The day after our thwarted attempt to get a drink at the Good Intent I phoned to ask why they’d been closed. The woman who answered said with obvious irritation that they’d been closed for maintenance and redecorating, and that there’d been a sign up for two weeks to say so. Oops. Pardon me. None of us managed to see any sign.
Next I phoned the Withies—withies meaning willows, or more particularly meaning flexible shoots from willow trees, used like cords to tie and secure things. I asked why they’d closed early. Most pubs close up at 11:00; they used to have to, by law, and even though the law changed in 2005, closing time is still usually 11:00. In any case we’d arrived there well before 10:00.

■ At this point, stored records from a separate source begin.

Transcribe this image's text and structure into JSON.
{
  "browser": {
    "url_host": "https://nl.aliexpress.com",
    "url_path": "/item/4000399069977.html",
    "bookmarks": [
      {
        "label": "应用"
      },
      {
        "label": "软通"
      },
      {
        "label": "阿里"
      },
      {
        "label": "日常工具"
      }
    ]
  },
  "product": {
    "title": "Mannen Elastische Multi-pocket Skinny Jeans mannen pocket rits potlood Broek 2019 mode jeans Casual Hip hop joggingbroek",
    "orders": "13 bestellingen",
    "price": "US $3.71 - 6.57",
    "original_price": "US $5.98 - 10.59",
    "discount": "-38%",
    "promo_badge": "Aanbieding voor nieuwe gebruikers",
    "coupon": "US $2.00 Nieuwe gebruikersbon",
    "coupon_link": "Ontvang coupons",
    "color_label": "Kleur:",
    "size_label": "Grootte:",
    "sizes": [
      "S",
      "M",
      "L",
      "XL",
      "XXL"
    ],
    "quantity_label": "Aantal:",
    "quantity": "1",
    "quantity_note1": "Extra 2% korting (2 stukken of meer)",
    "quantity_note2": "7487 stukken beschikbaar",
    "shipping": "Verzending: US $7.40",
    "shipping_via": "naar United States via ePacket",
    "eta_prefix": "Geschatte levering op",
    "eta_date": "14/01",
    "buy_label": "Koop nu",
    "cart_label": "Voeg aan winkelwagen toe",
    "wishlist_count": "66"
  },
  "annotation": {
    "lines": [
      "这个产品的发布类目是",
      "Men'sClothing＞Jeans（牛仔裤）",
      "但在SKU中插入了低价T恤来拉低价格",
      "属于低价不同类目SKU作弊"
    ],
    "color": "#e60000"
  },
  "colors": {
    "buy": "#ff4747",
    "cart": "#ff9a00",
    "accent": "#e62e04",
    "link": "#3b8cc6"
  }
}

It seems that while the cat was away, the mice may have closed early and scarpered (to use a good English word meaning “make good their escape”; it comes from Cockney rhyming slang—if you don’t know what that is, stay tuned and I’ll get around to it eventually). The landlord answered the phone and told me that as far as he knew the pub had been open as usual. He said he’d ask his manager, and I could hear him as he did, and as she answered that they’d been open until 10:30. Hmmm. Right.
Same thing happened at the Harrow—a harrow being a toothy thing you dragged over soil to break up clods and turn the earth over. The landlord said he hadn’t heard anything about them closing early on Monday. But it was locked tight when we arrived, some time before 9:30. We even tried the doorbell, but the landlord dismissed that as evidence, saying his doorbell doesn’t work anyway.
So I may have got (the British don’t use gotten) some pub staff into hot water, although I didn’t set out to, and I am happy to report that all of those pubs seem still to be going concerns. Long may they stay that way! I’d be happy to help out by buying a round of drinks, if only they’d let me in.